Matthew Bourne, master of theatricality, storytelling, dance and drama achieved great success with The Red Shoes, which premiered in 2016. It garnered awards and plaudits from audiences and press alike. It is a labour of love and respect, an homage to the Michael Powell and Emeric Pressburger 1948 film of the same name. In many ways, he has literally brought the film to life and given the characters greater depth. In this much welcomed revival, he offers his usual larger than life characterisations with wit and pathos in equal measure. Bourne’s long time collaborator, designer Lez Brotherston, has created an astonishingly good set and costumes that reflect the narrative and are integral to the success of the production. He shows a meticulous attention to authentic detail, thus we feel a certain intimacy while watching. This, combined with Paule Constable’s excellent lighting makes for a very satisfactory, acutely atmospheric experience.
It’s a story about a three way relationship between a young, emerging ballerina, Victoria Page (Cordelia Braithwaite) and her lover, a composer, Julian Craster (Harrison Dowzell), alongside a ballet impresario, Boris Lermontov (Glenn Graham). It’s an intriguing plot governed by Page’s desire to dance, her love of Craster and Lermontov’s wish to control his protégé. Set against the backdrop of a ballet company in the early to mid 20th century and with the added bonus of having a ballet within a ballet, it is boldly imaginative. Highlights include a lighting call for established ballerina, Irina Boronskaja (Michela Meazza), as she struts around the stage carrying her costume for Les Sylphides, joined by leading male dancer Ivan Boleslawsky (Jackson Fisch), cigarette hanging out of his mouth, wafting around, ‘marking’ his steps. It’s amusing because it is an entirely realistic interpretation of how events might have played out at the time. It morphs into some extremely amusing (but accurate) portrayals of company members in class, each with their own personalities and living out their own individual dramas. A rehearsal of Les Sylphides results in Boronskaja injuring her ankle which opens the door for Page to become the focus of Lermontov’s attention. Without meaning to sound churlish, it is all incredibly funny and entertaining. Perhaps because the dancers perform it with such earnestness and there is something very relatable about it.
There’s a funny and enjoyable “Ballon de Plage” set in Monte Carlo and the actual ballet of The Red Shoes. Act Two sees a vibrant end of season party in Villefrance-Sur-Mer and the two lovers leaving the company under pressure from Lermontov to either split up or go. When they choose the latter, they find themselves in a music hall in London’s East End, which entertains with some of the most hilarious passages of choreography. In the end, in spite of her love for Crastor, she returns to Lermontov in Monte Carlo. Of course, many parallels can be drawn with Les Ballets Russes, Diaghilev and so on.

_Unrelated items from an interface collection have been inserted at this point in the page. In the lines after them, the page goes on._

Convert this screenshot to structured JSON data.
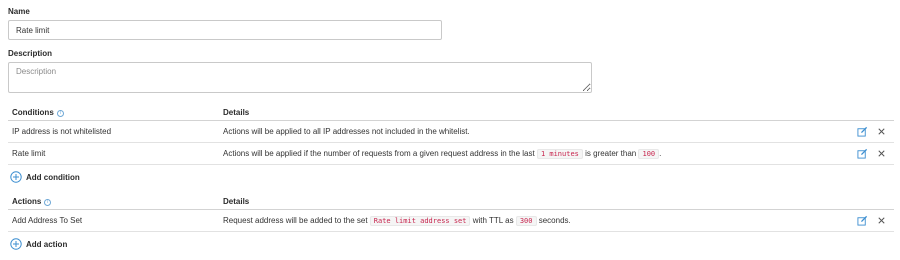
{
  "form": {
    "name_label": "Name",
    "name_value": "Rate limit",
    "description_label": "Description",
    "description_value": "",
    "description_placeholder": "Description"
  },
  "conditions": {
    "header": "Conditions",
    "details_header": "Details",
    "rows": [
      {
        "name": "IP address is not whitelisted",
        "details": [
          {
            "text": "Actions will be applied to all IP addresses not included in the whitelist."
          }
        ]
      },
      {
        "name": "Rate limit",
        "details": [
          {
            "text": "Actions will be applied if the number of requests from a given request address in the last "
          },
          {
            "code": "1 minutes"
          },
          {
            "text": " is greater than "
          },
          {
            "code": "100"
          },
          {
            "text": "."
          }
        ]
      }
    ],
    "add_label": "Add condition"
  },
  "actions": {
    "header": "Actions",
    "details_header": "Details",
    "rows": [
      {
        "name": "Add Address To Set",
        "details": [
          {
            "text": "Request address will be added to the set "
          },
          {
            "code": "Rate limit address set"
          },
          {
            "text": " with TTL as "
          },
          {
            "code": "300"
          },
          {
            "text": " seconds."
          }
        ]
      }
    ],
    "add_label": "Add action"
  },
  "colors": {
    "accent": "#3d8fd1",
    "code_text": "#c7254e",
    "code_bg": "#f5f5f5"
  },
  "icons": {
    "info": "info-icon",
    "edit": "edit-icon",
    "remove": "close-icon",
    "add": "plus-circle-icon"
  }
}
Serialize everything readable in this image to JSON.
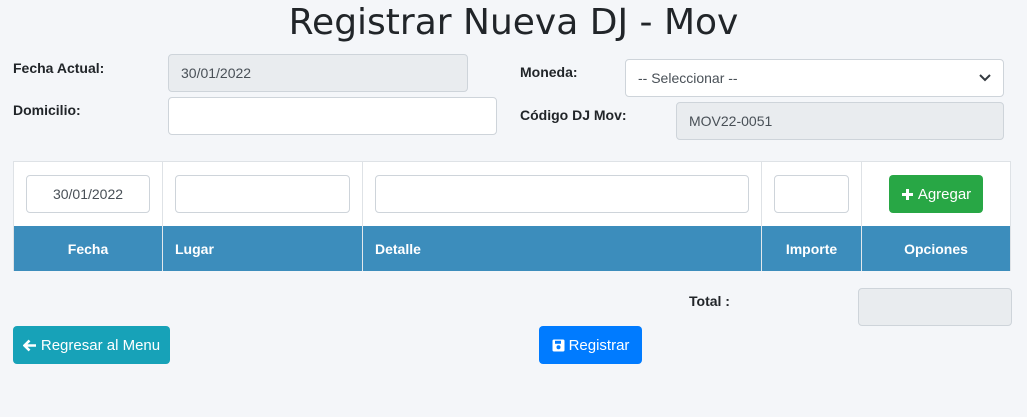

But one of Bourne’s gifts (and there are many) is to cast his dancers appropriately, giving them a platform that shows them at their very best. In his Romeo and Juliet last year, he cast Cordelia Braithwaite as his Juliet. Here, once again, as Victoria Page, Braithwaite proved her worth not only as a consistently strong, lyrical dancer, but as a consummate actress. She was utterly bewitching. A luminous beauty with soulful eyes and an ability to show genuine vulnerability, her performance was an absolute tour de force. She was in good company too. Glenn Graham was superb as Lermontov – chilling, controlling, yet one could see how easily he could cast his spell. Harrison Dowzell’s Craster, was charming, well danced and sincerely acted. Michela Meazza as the precious Boronskaya, as is often the case, almost stole the show with her undeniably brilliant depiction of a ballerina with a sense of self-importance. As her partner, Boleslawsky, Jackson Fisch actually looked as if he had been born to dance in that era. Excellent dancing but always with a slightly affected manner. As the choreographer/ballet master Grischa Ljubov, Liam Mower was equally impressive, displaying his versatility, switching from the role of Boleslawsky at earlier performances, with total conviction.
As the performance reached its tragic conclusion – I had a feeling that I had been subjected to watching episodes of life with real people telling the story in the language of dance – who just happen to be terrific dancers. Not the other way around – very good dancing but a lack of substance in the characterisations. New Adventures arouses very extreme emotions: laughing out loud, identification, excitement, awakening of the senses, heartbreak, sorrow. How aptly named the company is – every show a new adventure.